Zivotofsky v. Clinton
March 26, 2012
Case #: 10-699
Roberts, C. J. delivered the opinion of the Court, which Scalia, Kennedy, Thomas, Ginsburg, and Kagen, JJ., joined. Sotomayor, J., filed an opinion concurring in part and concurring in the judgment which Breyer, J., joined as to Part I. Alito, J., filed an opinion concurring in the judgment. Breyer, J., filed a dissenting opinion.
Full Text Opinion: http://www.supremecourt.gov/opinions/11pdf/10-699.pdf
Constitutional Law: The district court's determination of whether a Jerusalem-born US citizen may choose to have Israel listed as his place of birth on his passport is not barred by political question doctrine.
Petitioner is a minor child born in Jerusalem to U.S. citizens. Petitioner’s mother applied for a U.S. passport on his behalf, and requested that his birthplace be recorded as “Jerusalem, Israel” pursuant to § 214 of the Foreign Relations Authorization Act, which directs the Secretary of State, upon a citizen’s request, to identify a U.S. citizen born in Jerusalem as born in “Israel” on a passport. Upon signing the Act, however, President George W. Bush stated that § 214 was merely advisory because it interfered with the Executive’s sole constitutional authority to recognize foreign governments. The State Department refused Petitioner’s request, and issued a passport that identified only Jerusalem as his place of birth. Petitioner filed suit requesting injunctive relief ordering the State Department to comply with § 214(d) of the Act. The District Court dismissed Petitioner’s claim for lack of subject matter jurisdiction, holding that the issue was not justiciable because it raised a political question dealing with the Executive’s power and the Court of Appeals for the District of Columbia affirmed.
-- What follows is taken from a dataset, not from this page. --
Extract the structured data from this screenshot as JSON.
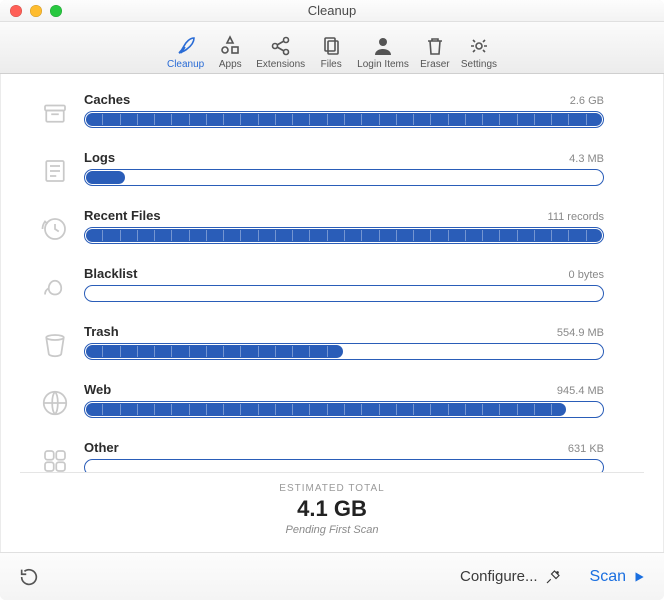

The Supreme Court vacated the judgment of the lower court and remanded the case, finding Petitioner’s claim did not raise a political question, thereby permitting judicial review. Reaffirming that the political question doctrine implicates only those issues constitutionally committed to a coordinate political department, the Court held that Petitioner’s claim did not force the Judicial Branch to determine whether Jerusalem was the capital of Israel. Instead, the Court found the only issue was the constitutionality of § 214, and whether Congress had impermissibly interfered with the Executive’s authority, an issue squarely within the province of the judiciary. Because the Supreme Court is the court of "final review and not first view", the Court remanded the case for a lower court’s determination of the merits.